There’s one headline you could write every year about the Buriton Village Show – and that is the formidable performance of Nicky Easton in the baking, flower and vegetable classes of the show. Despite difficult circumstances, Nicky surpassed herself this summer, scooping up the silverware; the Cecil Hutchins Challenge Bowl, the Over-60s Challenge Cup, the Nursted Perpetual Challenge Cup, the WI Jubilee Trophy and the Tom Munday Memorial Bowl. Now that’s a clean sweep!
Another reliable headline is usually about the atrocious weather. Normally we’re jinxed. But not this year. For once we were blessed with a warm, dry, bright day – just right. These are not conditions villagers with long memories will associate with the village show. To be savoured. It probably won’t happen again for years.
Thanks are due to the many people who contributed to this summer’s show – notably Patrick and Sarah Figgis, who invited us all freely into their Manor Barn. Bernie Saunders, Doug Jones and their team put in an enormous amount of effort to bring to life this year’s climate and environmental themes. Ditto Barbara Muir, Vanessa Dowse and their tea team. Most of all – thanks to Ian and Maggie Johnston for running yet another (their final) spectacular horticultural and craft show.We all love to grumble about the vagaries of the judging, but the undeniable fact is; Ian and Maggie’s efforts over some 20 years have made a critical difference in sustaining this cherished institution.

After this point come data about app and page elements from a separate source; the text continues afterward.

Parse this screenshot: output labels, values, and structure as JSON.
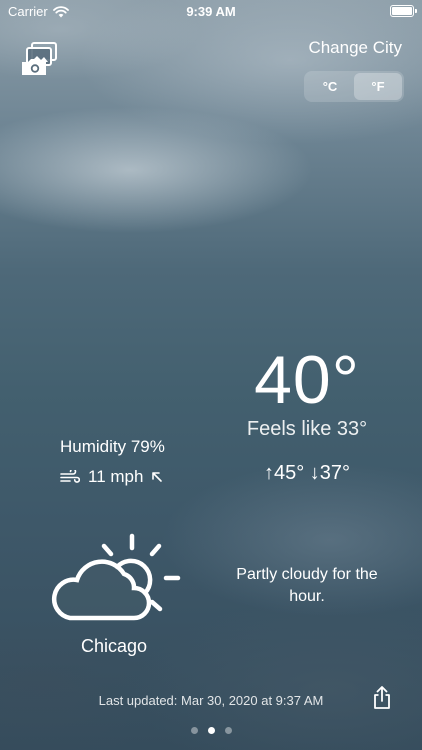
{
  "status_bar": {
    "carrier": "Carrier",
    "time": "9:39 AM",
    "wifi_icon": "wifi-icon",
    "battery_icon": "battery-icon"
  },
  "header": {
    "photo_icon": "photo-library-icon",
    "change_city": "Change City",
    "units": [
      {
        "label": "°C",
        "selected": false
      },
      {
        "label": "°F",
        "selected": true
      }
    ]
  },
  "weather": {
    "temperature": "40°",
    "feels_like": "Feels like 33°",
    "high_low": "↑45° ↓37°",
    "humidity": "Humidity 79%",
    "wind_speed": "11 mph",
    "wind_icon": "wind-icon",
    "wind_direction_icon": "arrow-up-left-icon",
    "condition_icon": "partly-cloudy-icon",
    "city": "Chicago",
    "summary": "Partly cloudy for the hour."
  },
  "footer": {
    "last_updated": "Last updated: Mar 30, 2020 at 9:37 AM",
    "share_icon": "share-icon",
    "page_count": 3,
    "current_page": 2
  },
  "colors": {
    "text": "#ffffff",
    "sky_top": "#8d9ea9",
    "sky_bottom": "#354c5c"
  }
}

Most of the organising committee are resigning now, after many years supporting the village show. There are no plans to hold another show next year under present management. Those of us who are standing down will be happy to talk it through with tomorrow’s organisers, but will play no further active part.
It’s time for new, and hopefully younger, villagers to carry the event forward – perhaps to transform it so as to appeal to more modern interests. Over to you.

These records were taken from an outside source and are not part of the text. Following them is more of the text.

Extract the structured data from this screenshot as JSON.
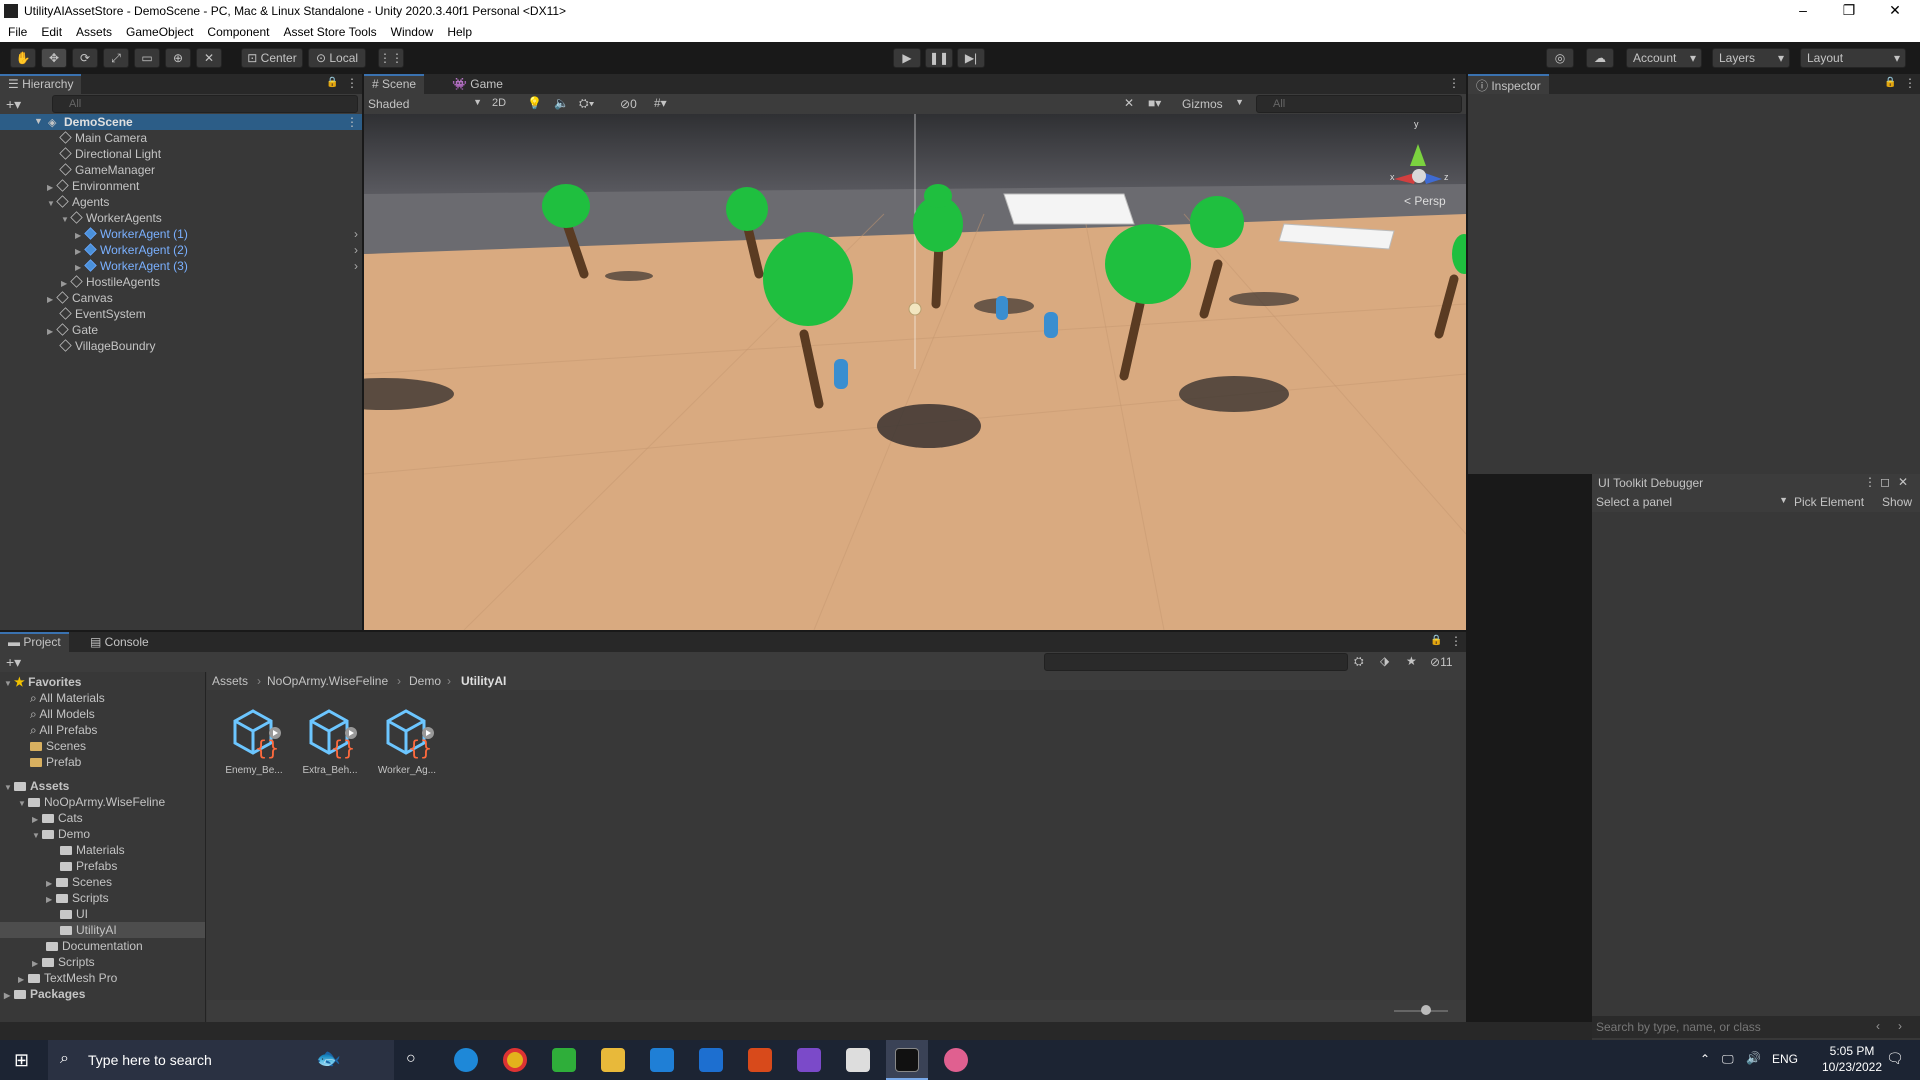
{
  "window": {
    "title": "UtilityAIAssetStore - DemoScene - PC, Mac & Linux Standalone - Unity 2020.3.40f1 Personal <DX11>",
    "minimize": "–",
    "restore": "❐",
    "close": "✕"
  },
  "menu": [
    "File",
    "Edit",
    "Assets",
    "GameObject",
    "Component",
    "Asset Store Tools",
    "Window",
    "Help"
  ],
  "toolbar": {
    "pivot_label": "Center",
    "space_label": "Local",
    "account_label": "Account",
    "layers_label": "Layers",
    "layout_label": "Layout"
  },
  "hierarchy": {
    "tab_label": "Hierarchy",
    "search_placeholder": "All",
    "scene_name": "DemoScene",
    "items": [
      {
        "label": "Main Camera"
      },
      {
        "label": "Directional Light"
      },
      {
        "label": "GameManager"
      },
      {
        "label": "Environment"
      },
      {
        "label": "Agents"
      },
      {
        "label": "WorkerAgents"
      },
      {
        "label": "WorkerAgent (1)"
      },
      {
        "label": "WorkerAgent (2)"
      },
      {
        "label": "WorkerAgent (3)"
      },
      {
        "label": "HostileAgents"
      },
      {
        "label": "Canvas"
      },
      {
        "label": "EventSystem"
      },
      {
        "label": "Gate"
      },
      {
        "label": "VillageBoundry"
      }
    ]
  },
  "scene_view": {
    "tabs": [
      "Scene",
      "Game"
    ],
    "shading_mode": "Shaded",
    "mode_2d": "2D",
    "hidden_count": "0",
    "gizmos_label": "Gizmos",
    "search_placeholder": "All",
    "persp_label": "Persp",
    "axis_x": "x",
    "axis_y": "y",
    "axis_z": "z"
  },
  "inspector": {
    "tab_label": "Inspector"
  },
  "ui_toolkit_debugger": {
    "title": "UI Toolkit Debugger",
    "select_panel": "Select a panel",
    "pick_element": "Pick Element",
    "show": "Show",
    "search_placeholder": "Search by type, name, or class"
  },
  "project": {
    "tabs": [
      "Project",
      "Console"
    ],
    "hidden_count": "11",
    "favorites_label": "Favorites",
    "favorites": [
      "All Materials",
      "All Models",
      "All Prefabs",
      "Scenes",
      "Prefab"
    ],
    "assets_label": "Assets",
    "tree": [
      "NoOpArmy.WiseFeline",
      "Cats",
      "Demo",
      "Materials",
      "Prefabs",
      "Scenes",
      "Scripts",
      "UI",
      "UtilityAI",
      "Documentation",
      "Scripts",
      "TextMesh Pro"
    ],
    "packages_label": "Packages",
    "breadcrumb": [
      "Assets",
      "NoOpArmy.WiseFeline",
      "Demo",
      "UtilityAI"
    ],
    "assets": [
      "Enemy_Be...",
      "Extra_Beh...",
      "Worker_Ag..."
    ]
  },
  "taskbar": {
    "search_placeholder": "Type here to search",
    "lang": "ENG",
    "time": "5:05 PM",
    "date": "10/23/2022"
  },
  "colors": {
    "selection": "#2c5d87",
    "accent_blue": "#3a72b0",
    "tree_green": "#1fbf3f",
    "ground": "#d9aa80"
  }
}
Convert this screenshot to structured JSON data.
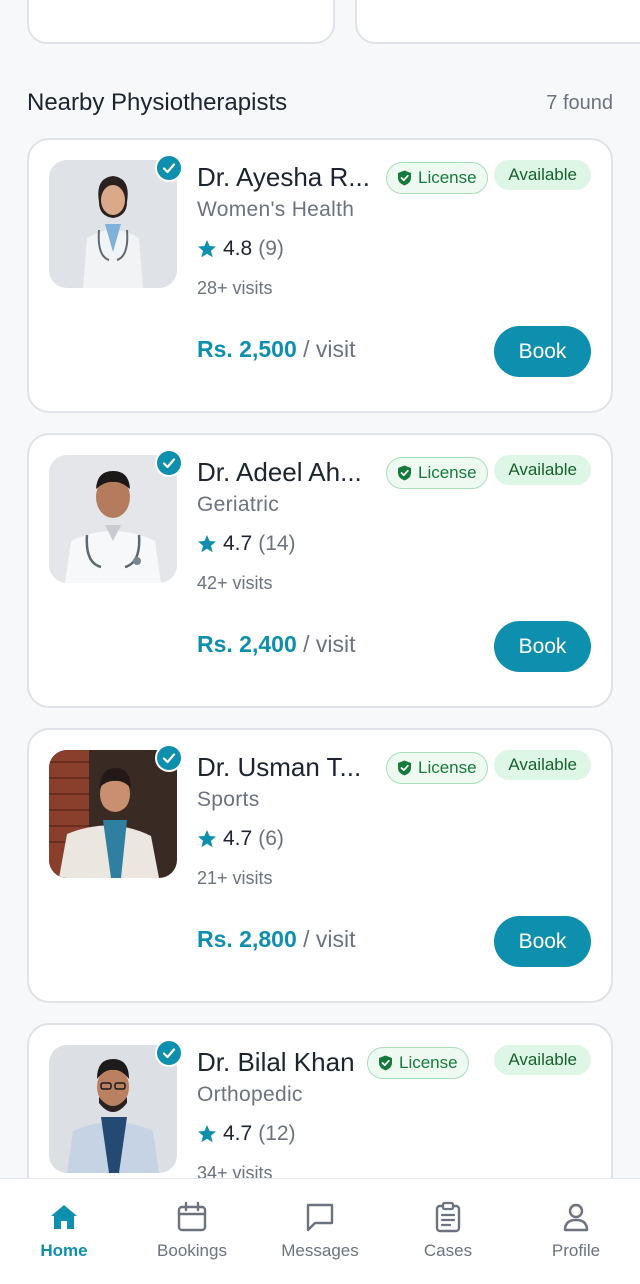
{
  "section": {
    "title": "Nearby Physiotherapists",
    "count": "7 found"
  },
  "colors": {
    "accent": "#0e8fae",
    "license_text": "#167a3c",
    "available_bg": "#def6e5"
  },
  "doctors": [
    {
      "name": "Dr. Ayesha R...",
      "license": "License",
      "availability": "Available",
      "specialty": "Women's Health",
      "rating": "4.8",
      "reviews": "(9)",
      "visits": "28+ visits",
      "price": "Rs. 2,500",
      "price_unit": "/ visit",
      "book": "Book",
      "verified_icon": "check-badge-icon"
    },
    {
      "name": "Dr. Adeel Ah...",
      "license": "License",
      "availability": "Available",
      "specialty": "Geriatric",
      "rating": "4.7",
      "reviews": "(14)",
      "visits": "42+ visits",
      "price": "Rs. 2,400",
      "price_unit": "/ visit",
      "book": "Book",
      "verified_icon": "check-badge-icon"
    },
    {
      "name": "Dr. Usman T...",
      "license": "License",
      "availability": "Available",
      "specialty": "Sports",
      "rating": "4.7",
      "reviews": "(6)",
      "visits": "21+ visits",
      "price": "Rs. 2,800",
      "price_unit": "/ visit",
      "book": "Book",
      "verified_icon": "check-badge-icon"
    },
    {
      "name": "Dr. Bilal Khan",
      "license": "License",
      "availability": "Available",
      "specialty": "Orthopedic",
      "rating": "4.7",
      "reviews": "(12)",
      "visits": "34+ visits",
      "verified_icon": "check-badge-icon"
    }
  ],
  "nav": [
    {
      "label": "Home",
      "icon": "home-icon",
      "active": true
    },
    {
      "label": "Bookings",
      "icon": "calendar-icon",
      "active": false
    },
    {
      "label": "Messages",
      "icon": "chat-icon",
      "active": false
    },
    {
      "label": "Cases",
      "icon": "clipboard-icon",
      "active": false
    },
    {
      "label": "Profile",
      "icon": "user-icon",
      "active": false
    }
  ]
}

As has been said before, the village show is a bit of harmless fun for our community. That makes it sound inconsequential, but harmless fun should not be underrated!”
Buzz Cousins (firstname.lastname@example.org)